**REQUIREMENT:** The answer must be the full listing, reproduced word for word.

══════════════════════════════

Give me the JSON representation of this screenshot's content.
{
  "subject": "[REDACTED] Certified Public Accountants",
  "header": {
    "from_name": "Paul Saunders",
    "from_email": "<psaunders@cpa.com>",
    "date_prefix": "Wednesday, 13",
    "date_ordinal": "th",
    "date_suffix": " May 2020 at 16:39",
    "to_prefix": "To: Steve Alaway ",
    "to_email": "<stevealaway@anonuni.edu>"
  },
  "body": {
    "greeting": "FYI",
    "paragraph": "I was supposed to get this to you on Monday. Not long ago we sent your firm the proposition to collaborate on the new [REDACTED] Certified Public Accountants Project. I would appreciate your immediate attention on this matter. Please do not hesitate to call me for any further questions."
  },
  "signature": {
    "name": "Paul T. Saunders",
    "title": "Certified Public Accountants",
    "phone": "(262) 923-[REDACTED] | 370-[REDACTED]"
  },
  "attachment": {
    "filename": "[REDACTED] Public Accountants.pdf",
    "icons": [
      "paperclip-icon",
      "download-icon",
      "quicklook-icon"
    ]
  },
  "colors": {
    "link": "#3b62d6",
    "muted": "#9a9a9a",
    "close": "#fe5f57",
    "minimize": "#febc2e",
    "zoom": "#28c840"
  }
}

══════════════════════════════

**RESULT BELOW:**
Give me the JSON representation of this screenshot's content.
{
  "subject": "[REDACTED] Certified Public Accountants",
  "header": {
    "from_name": "Paul Saunders",
    "from_email": "<psaunders@cpa.com>",
    "date_prefix": "Wednesday, 13",
    "date_ordinal": "th",
    "date_suffix": " May 2020 at 16:39",
    "to_prefix": "To: Steve Alaway ",
    "to_email": "<stevealaway@anonuni.edu>"
  },
  "body": {
    "greeting": "FYI",
    "paragraph": "I was supposed to get this to you on Monday. Not long ago we sent your firm the proposition to collaborate on the new [REDACTED] Certified Public Accountants Project. I would appreciate your immediate attention on this matter. Please do not hesitate to call me for any further questions."
  },
  "signature": {
    "name": "Paul T. Saunders",
    "title": "Certified Public Accountants",
    "phone": "(262) 923-[REDACTED] | 370-[REDACTED]"
  },
  "attachment": {
    "filename": "[REDACTED] Public Accountants.pdf",
    "icons": [
      "paperclip-icon",
      "download-icon",
      "quicklook-icon"
    ]
  },
  "colors": {
    "link": "#3b62d6",
    "muted": "#9a9a9a",
    "close": "#fe5f57",
    "minimize": "#febc2e",
    "zoom": "#28c840"
  }
}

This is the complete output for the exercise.